In the distant past, the appearance of comets in the sky was taken as an omen (usually bad) of events to come. The ancient Chinese knew that if there was an eclipse of the Sun they could scare it away if they beat their drums at it. But drum beating did not scare away comets; some remained in the sky for weeks or months at a time.
There’s a new comet coming. Its name is ISON. First discovered in September 2012, when it was near the orbit of Saturn, ISON has been tracked by astronomers around the world. Some predicted it would be the “comet of the century,” but so far it hasn’t lived up to those hopes. It should, however, brighten enough to be seen without a telescope as it comes closer to the Sun. If it survives its passage through the Sun’s corona on Nov. 28, it could be quite spectacular in early December.
At 3:30 p.m. Wednesday (Nov. 13) Michael Chriss will treat the audience at the Arizona Senior Academy to a lecture about “Comets in History.” He will trace the history of cometary appearances, including that of Halley’s comet, from the ancient Chinese to modern times, when, thanks to Edmund Halley, we now know how to calculate the orbits of comets about the Sun and to predict their returns.
Chriss is a resident of The Academy Village and an Associate of the Steward Observatory. This spring he will teach a course on “The Philosophy and History of Astronomy” at the UA. As an undergraduate, he was one of the first University of Arizona students to major in astronomy.
Before retirement, Chriss was an adjunct professor of astronomy at San Francisco State and professor of astronomy and humanities at the College of San Mateo.
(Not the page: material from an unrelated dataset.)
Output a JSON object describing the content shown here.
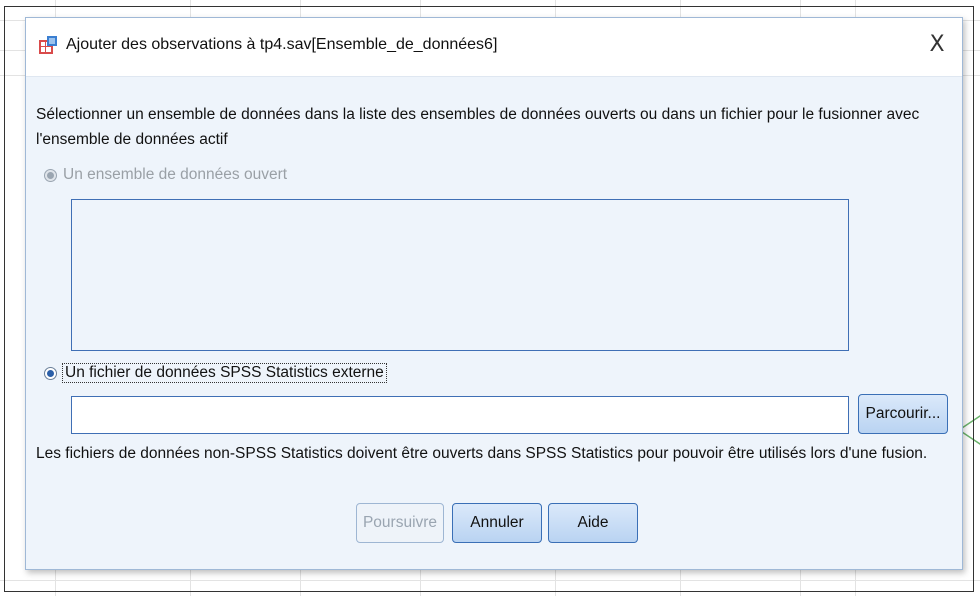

He received a BS and MS degrees in astronomy from the University of Arizona with graduate studies in the history of art and science at UC Berkeley, Stanford and Oxford.
Submitted by Marcia Neugebauer, Academy Village Volunteer